■ Your goal
The reply should consist of the entire listing, word for word.

------------

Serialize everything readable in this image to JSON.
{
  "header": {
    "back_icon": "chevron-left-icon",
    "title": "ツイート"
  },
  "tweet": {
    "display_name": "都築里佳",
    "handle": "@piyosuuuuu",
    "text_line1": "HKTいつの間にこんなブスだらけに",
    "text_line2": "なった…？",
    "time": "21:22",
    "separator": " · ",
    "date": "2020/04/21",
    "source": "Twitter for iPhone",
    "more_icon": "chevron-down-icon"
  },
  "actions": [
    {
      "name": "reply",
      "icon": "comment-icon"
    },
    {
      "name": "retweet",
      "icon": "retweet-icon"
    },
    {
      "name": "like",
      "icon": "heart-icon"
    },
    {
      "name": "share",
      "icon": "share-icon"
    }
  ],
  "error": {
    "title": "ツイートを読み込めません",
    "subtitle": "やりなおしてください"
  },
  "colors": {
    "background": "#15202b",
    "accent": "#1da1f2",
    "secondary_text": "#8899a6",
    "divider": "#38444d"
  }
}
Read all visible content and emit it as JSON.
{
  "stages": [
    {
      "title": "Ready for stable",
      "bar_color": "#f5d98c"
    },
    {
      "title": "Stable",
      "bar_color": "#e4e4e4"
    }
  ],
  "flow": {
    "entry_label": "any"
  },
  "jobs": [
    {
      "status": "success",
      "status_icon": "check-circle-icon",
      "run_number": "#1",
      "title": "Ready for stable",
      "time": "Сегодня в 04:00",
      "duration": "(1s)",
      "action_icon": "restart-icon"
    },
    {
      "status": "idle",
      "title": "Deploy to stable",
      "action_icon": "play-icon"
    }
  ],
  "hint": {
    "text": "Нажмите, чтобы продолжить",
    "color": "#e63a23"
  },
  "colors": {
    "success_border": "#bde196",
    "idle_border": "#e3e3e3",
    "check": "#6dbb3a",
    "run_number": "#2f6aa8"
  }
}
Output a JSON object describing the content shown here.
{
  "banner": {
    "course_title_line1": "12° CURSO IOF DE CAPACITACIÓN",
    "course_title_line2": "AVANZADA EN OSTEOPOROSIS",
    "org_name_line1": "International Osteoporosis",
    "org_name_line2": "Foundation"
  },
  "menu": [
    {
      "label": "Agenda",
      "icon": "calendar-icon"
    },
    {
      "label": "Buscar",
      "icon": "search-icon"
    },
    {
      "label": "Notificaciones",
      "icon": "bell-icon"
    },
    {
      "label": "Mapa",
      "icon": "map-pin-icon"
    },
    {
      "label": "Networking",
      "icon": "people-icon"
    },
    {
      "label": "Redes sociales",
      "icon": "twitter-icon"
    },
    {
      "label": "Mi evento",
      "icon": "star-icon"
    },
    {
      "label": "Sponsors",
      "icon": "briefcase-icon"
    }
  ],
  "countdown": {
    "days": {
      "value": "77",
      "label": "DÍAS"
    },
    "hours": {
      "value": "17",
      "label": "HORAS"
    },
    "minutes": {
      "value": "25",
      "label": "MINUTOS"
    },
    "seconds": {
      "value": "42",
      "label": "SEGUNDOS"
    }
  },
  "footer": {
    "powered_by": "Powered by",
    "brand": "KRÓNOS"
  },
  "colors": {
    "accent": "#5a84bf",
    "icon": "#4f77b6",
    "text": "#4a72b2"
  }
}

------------

■ Written solution
Serialize everything readable in this image to JSON.
{
  "header": {
    "back_icon": "chevron-left-icon",
    "title": "ツイート"
  },
  "tweet": {
    "display_name": "都築里佳",
    "handle": "@piyosuuuuu",
    "text_line1": "HKTいつの間にこんなブスだらけに",
    "text_line2": "なった…？",
    "time": "21:22",
    "separator": " · ",
    "date": "2020/04/21",
    "source": "Twitter for iPhone",
    "more_icon": "chevron-down-icon"
  },
  "actions": [
    {
      "name": "reply",
      "icon": "comment-icon"
    },
    {
      "name": "retweet",
      "icon": "retweet-icon"
    },
    {
      "name": "like",
      "icon": "heart-icon"
    },
    {
      "name": "share",
      "icon": "share-icon"
    }
  ],
  "error": {
    "title": "ツイートを読み込めません",
    "subtitle": "やりなおしてください"
  },
  "colors": {
    "background": "#15202b",
    "accent": "#1da1f2",
    "secondary_text": "#8899a6",
    "divider": "#38444d"
  }
}
Read all visible content and emit it as JSON.
{
  "stages": [
    {
      "title": "Ready for stable",
      "bar_color": "#f5d98c"
    },
    {
      "title": "Stable",
      "bar_color": "#e4e4e4"
    }
  ],
  "flow": {
    "entry_label": "any"
  },
  "jobs": [
    {
      "status": "success",
      "status_icon": "check-circle-icon",
      "run_number": "#1",
      "title": "Ready for stable",
      "time": "Сегодня в 04:00",
      "duration": "(1s)",
      "action_icon": "restart-icon"
    },
    {
      "status": "idle",
      "title": "Deploy to stable",
      "action_icon": "play-icon"
    }
  ],
  "hint": {
    "text": "Нажмите, чтобы продолжить",
    "color": "#e63a23"
  },
  "colors": {
    "success_border": "#bde196",
    "idle_border": "#e3e3e3",
    "check": "#6dbb3a",
    "run_number": "#2f6aa8"
  }
}
Output a JSON object describing the content shown here.
{
  "banner": {
    "course_title_line1": "12° CURSO IOF DE CAPACITACIÓN",
    "course_title_line2": "AVANZADA EN OSTEOPOROSIS",
    "org_name_line1": "International Osteoporosis",
    "org_name_line2": "Foundation"
  },
  "menu": [
    {
      "label": "Agenda",
      "icon": "calendar-icon"
    },
    {
      "label": "Buscar",
      "icon": "search-icon"
    },
    {
      "label": "Notificaciones",
      "icon": "bell-icon"
    },
    {
      "label": "Mapa",
      "icon": "map-pin-icon"
    },
    {
      "label": "Networking",
      "icon": "people-icon"
    },
    {
      "label": "Redes sociales",
      "icon": "twitter-icon"
    },
    {
      "label": "Mi evento",
      "icon": "star-icon"
    },
    {
      "label": "Sponsors",
      "icon": "briefcase-icon"
    }
  ],
  "countdown": {
    "days": {
      "value": "77",
      "label": "DÍAS"
    },
    "hours": {
      "value": "17",
      "label": "HORAS"
    },
    "minutes": {
      "value": "25",
      "label": "MINUTOS"
    },
    "seconds": {
      "value": "42",
      "label": "SEGUNDOS"
    }
  },
  "footer": {
    "powered_by": "Powered by",
    "brand": "KRÓNOS"
  },
  "colors": {
    "accent": "#5a84bf",
    "icon": "#4f77b6",
    "text": "#4a72b2"
  }
}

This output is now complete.